NEW YORK--(BUSINESS WIRE)--On Tuesday, United Against Nuclear Iran (UANI) launched its Social Media Campaign, by calling on Facebook, Inc. to suspend the account of Iranian Supreme Leader Ayatollah Ali Khamenei (https://www.facebook.com/www.Khamenei.ir) ahead of the June 14, 2013 presidential election in Iran. Today, the Iranian regime arbitrarily barred all but eight candidates from running in the election.
At the same time it uses Facebook to promote its agenda, the regime blocks Iranian citizens’ access to the site. The regime has unjustly imprisoned, tortured, and killed Iranians who have used Facebook to protest and express political opinions, particularly in the aftermath of the fraudulent 2009 presidential elections.
In a letter to Facebook CEO Mark Zuckerberg, UANI CEO, Ambassador Mark D. Wallace, wrote:

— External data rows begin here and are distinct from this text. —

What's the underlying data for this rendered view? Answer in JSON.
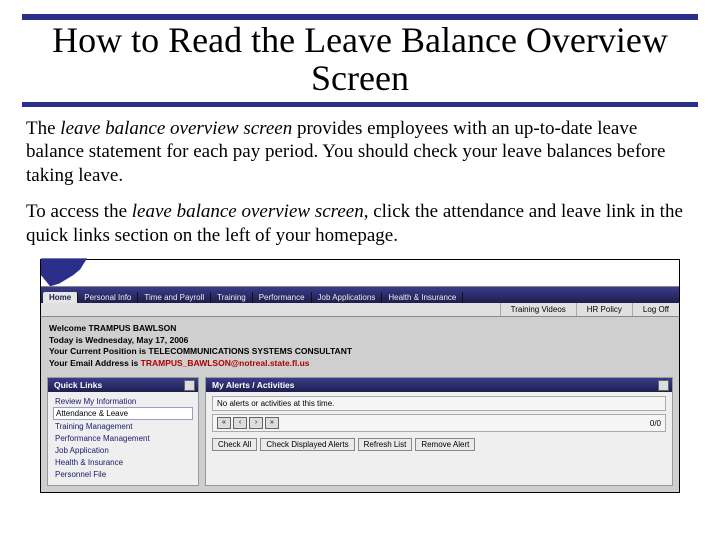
{
  "title": "How to Read the Leave Balance Overview Screen",
  "para1": {
    "pre": "The ",
    "ital": "leave balance overview screen",
    "post": " provides employees with an up-to-date leave balance statement for each pay period.  You should check your leave balances before taking leave."
  },
  "para2": {
    "pre": "To access the ",
    "ital": "leave balance overview screen",
    "post": ", click the attendance and leave link in the quick links section on the left of your homepage."
  },
  "app": {
    "tabs": [
      "Home",
      "Personal Info",
      "Time and Payroll",
      "Training",
      "Performance",
      "Job Applications",
      "Health & Insurance"
    ],
    "subbar": [
      "Training Videos",
      "HR Policy",
      "Log Off"
    ],
    "welcome": {
      "line1_label": "Welcome ",
      "line1_name": "TRAMPUS BAWLSON",
      "line2_label": "Today is ",
      "line2_value": "Wednesday, May 17, 2006",
      "line3_label": "Your Current Position is ",
      "line3_value": "TELECOMMUNICATIONS SYSTEMS CONSULTANT",
      "line4_label": "Your Email Address is ",
      "line4_value": "TRAMPUS_BAWLSON@notreal.state.fl.us"
    },
    "quicklinks": {
      "header": "Quick Links",
      "items": [
        "Review My Information",
        "Attendance & Leave",
        "Training Management",
        "Performance Management",
        "Job Application",
        "Health & Insurance",
        "Personnel File"
      ],
      "highlighted_index": 1
    },
    "alerts": {
      "header": "My Alerts / Activities",
      "empty": "No alerts or activities at this time.",
      "counter": "0/0",
      "buttons": [
        "Check All",
        "Check Displayed Alerts",
        "Refresh List",
        "Remove Alert"
      ]
    }
  }
}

… As you are surely aware, the Iranian regime uses this account to promote its propaganda even while it bans its own citizens from accessing Facebook. Moreover, in the aftermath of the fraudulent 2009 presidential elections, the regime severely punished citizens that accessed sites such as Facebook to mobilize protest and opposition activities. UANI is therefore calling on Facebook, Inc. to take immediate action to suspend the Facebook account of Ayatollah Khamenei ahead of the June 14, 2013 presidential elections in Iran. UANI believes that Facebook should not allow the Iranian regime access to its platform, especially given the fact that the regime severely restricts its own citizens' use of Facebook and when freedom of expression is so severely repressed in Iran.

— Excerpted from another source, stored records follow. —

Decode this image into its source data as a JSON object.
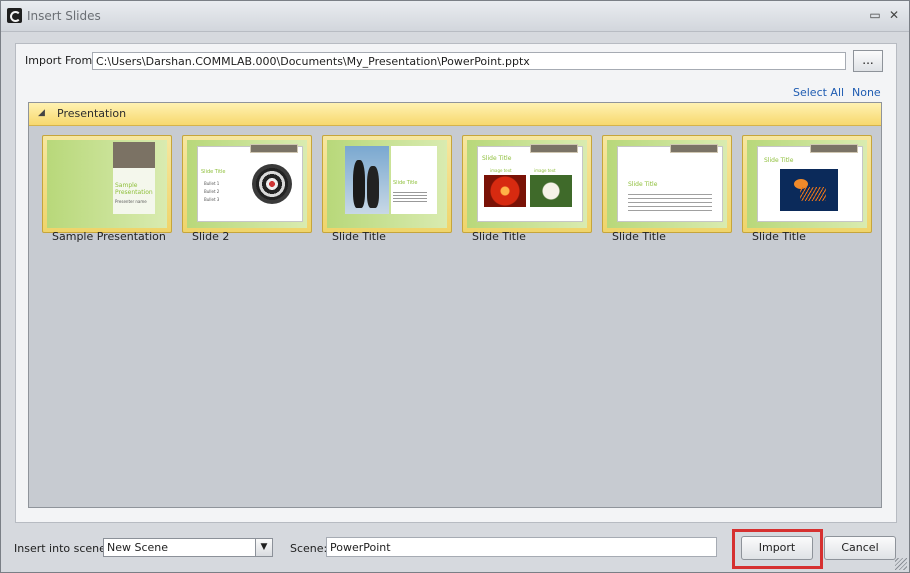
{
  "window": {
    "title": "Insert Slides",
    "minimize_glyph": "▭",
    "close_glyph": "✕"
  },
  "import_from": {
    "label": "Import From:",
    "path": "C:\\Users\\Darshan.COMMLAB.000\\Documents\\My_Presentation\\PowerPoint.pptx",
    "browse_label": "..."
  },
  "selection": {
    "select_all": "Select All",
    "none": "None"
  },
  "group": {
    "toggle_glyph": "◢",
    "title": "Presentation"
  },
  "slides": [
    {
      "caption": "Sample Presentation",
      "thumb_title": "Sample Presentation",
      "thumb_sub": "Presenter name"
    },
    {
      "caption": "Slide 2",
      "thumb_title": "Slide Title",
      "bullets": [
        "Bullet 1",
        "Bullet 2",
        "Bullet 3"
      ]
    },
    {
      "caption": "Slide Title",
      "thumb_title": "Slide Title"
    },
    {
      "caption": "Slide Title",
      "thumb_title": "Slide Title",
      "img1": "image text",
      "img2": "image text"
    },
    {
      "caption": "Slide Title",
      "thumb_title": "Slide Title"
    },
    {
      "caption": "Slide Title",
      "thumb_title": "Slide Title"
    }
  ],
  "bottom": {
    "insert_label": "Insert into scene:",
    "insert_value": "New Scene",
    "scene_label": "Scene:",
    "scene_value": "PowerPoint",
    "import_button": "Import",
    "cancel_button": "Cancel"
  },
  "colors": {
    "link": "#1f5cb2",
    "highlight": "#d63030",
    "group_header": "#f7d86e"
  }
}
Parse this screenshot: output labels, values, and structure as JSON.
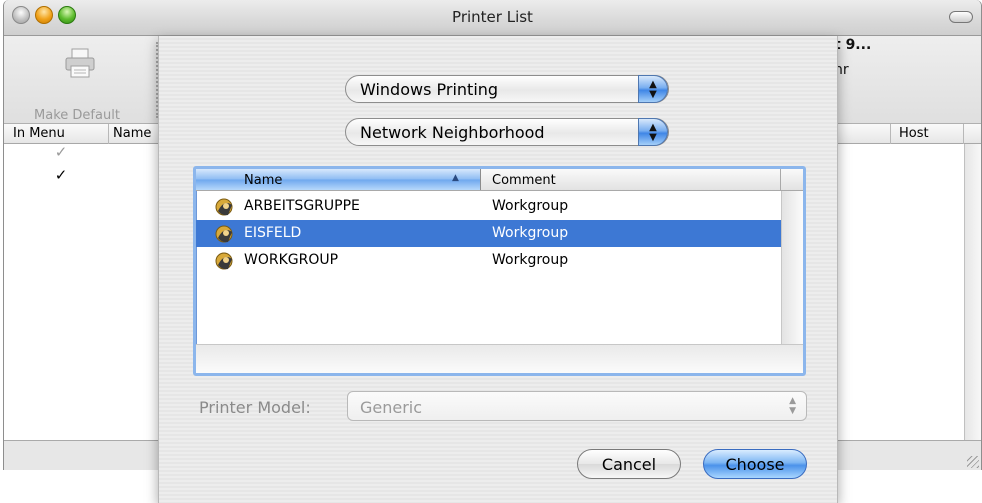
{
  "window": {
    "title": "Printer List"
  },
  "toolbar": {
    "make_default_label": "Make Default"
  },
  "printer_list": {
    "columns": {
      "in_menu": "In Menu",
      "name": "Name",
      "host": "Host"
    },
    "rows": [
      {
        "in_menu": true,
        "visible_text": "t 9..."
      },
      {
        "in_menu": true,
        "visible_text": "nr"
      }
    ]
  },
  "sheet": {
    "service_popup": "Windows Printing",
    "location_popup": "Network Neighborhood",
    "browser": {
      "columns": {
        "name": "Name",
        "comment": "Comment"
      },
      "rows": [
        {
          "name": "ARBEITSGRUPPE",
          "comment": "Workgroup",
          "selected": false
        },
        {
          "name": "EISFELD",
          "comment": "Workgroup",
          "selected": true
        },
        {
          "name": "WORKGROUP",
          "comment": "Workgroup",
          "selected": false
        }
      ]
    },
    "printer_model_label": "Printer Model:",
    "printer_model_value": "Generic",
    "cancel_label": "Cancel",
    "choose_label": "Choose"
  },
  "colors": {
    "selection": "#3d78d4",
    "accent_blue": "#4b92ea"
  }
}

… If you recall, following the disputed June 2009 presidential elections in Iran, Facebook was a vital tool used by Iranians to voice their dissatisfaction and organize rallies in protest. In the post-election crackdown, Iranian authorities blocked access to Facebook and prosecuted a number of protesters who used Facebook for organizing purposes. While some Iranians are able to circumvent the ban on Facebook through the use of Virtual Private Networks, their freedom of action is greatly restricted because “some of the most affordable VPNs on the Iranian market are supplied by the Revolutionary Guard itself, and provide no protection whatsoever.” In short, Facebook is largely inaccessible to Iranians and those Iranians that do have access to Facebook become a target of regime authorities.

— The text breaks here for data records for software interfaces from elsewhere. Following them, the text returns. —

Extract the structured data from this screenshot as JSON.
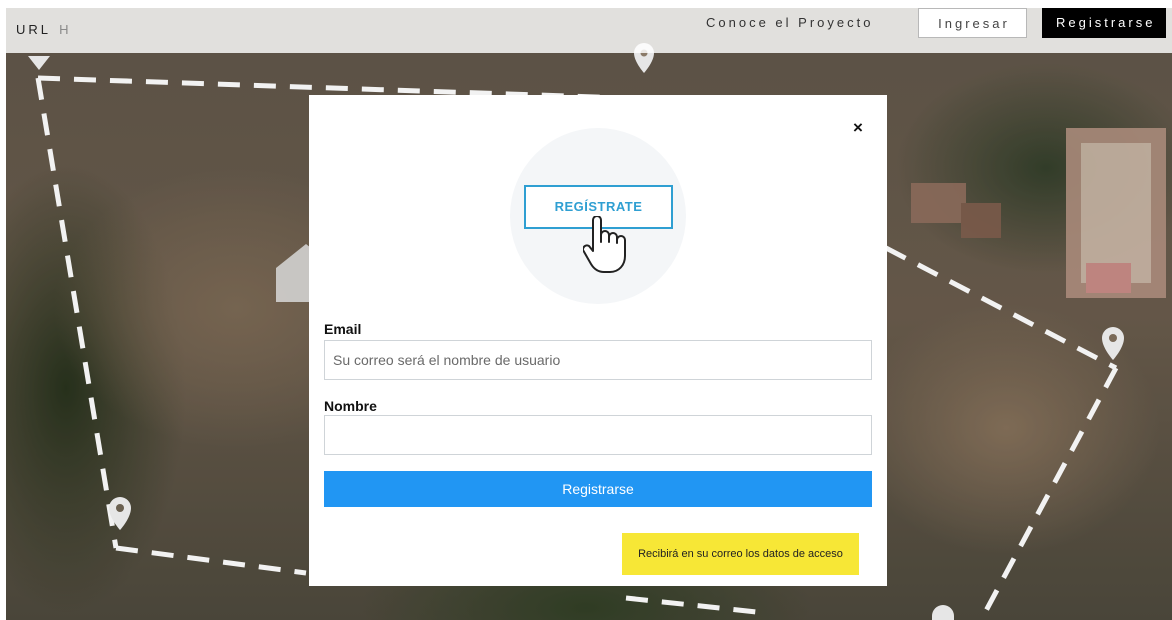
{
  "nav": {
    "brand": "URL",
    "brand_suffix": "H",
    "links": [
      "Conoce el Proyecto",
      "Ingresar",
      "Registrarse"
    ]
  },
  "modal": {
    "close_label": "×",
    "hero_label": "REGÍSTRATE",
    "email": {
      "label": "Email",
      "placeholder": "Su correo será el nombre de usuario",
      "value": ""
    },
    "nombre": {
      "label": "Nombre",
      "placeholder": "",
      "value": ""
    },
    "submit_label": "Registrarse",
    "note": "Recibirá en su correo los datos de acceso"
  },
  "icons": [
    "close-icon",
    "pointing-hand-icon",
    "map-pin-icon"
  ],
  "colors": {
    "accent_blue": "#2196f3",
    "hero_blue": "#2f9fd2",
    "note_yellow": "#f7e736",
    "nav_dark": "#000000"
  }
}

The risks of using Facebook and other social media platforms in Iran have intensified since the Iranian regime established its “FATA” cyber-police unit in January 2011. The purpose of FATA is to “take on anti-revolutionary and dissident groups who used Internet-based social networks in 2009 to trigger protests against the re-election of President Mahmoud Ahmadinejad.” As a result, Iranians risk arrest, torture, and death for using Facebook, particularly when such use is determined to be political or “un-Islamic.” For example, in May 2011, Baha'i activist Houshang Fanian was sentenced to an additional year of prison for “disseminating anti-state propaganda on Facebook.” Iran’s online spying is also used to silence cyber dissidents abroad. In May 2012, Iranian authorities imprisoned a man in the notorious Evin Prison for the Facebook activities of his son, who was studying abroad in the Netherlands. In the most notorious case, FATA tortured to death Iranian blogger Sattar Beheshti in November 2012 for criticizing the Iranian government on Facebook.
The time to take principled action is now....By suspending the official Facebook account of Ayatollah Khamenei and other senior regime officials, Facebook will be sending a powerful message to the Iranian regime that it does not tolerate the regime’s denial of digital freedom for the Iranian people and that all Iranian citizens, not just the Ayatollah, should enjoy the freedom to speak up and express themselves.
UANI has requested a reply by May 27, 2013.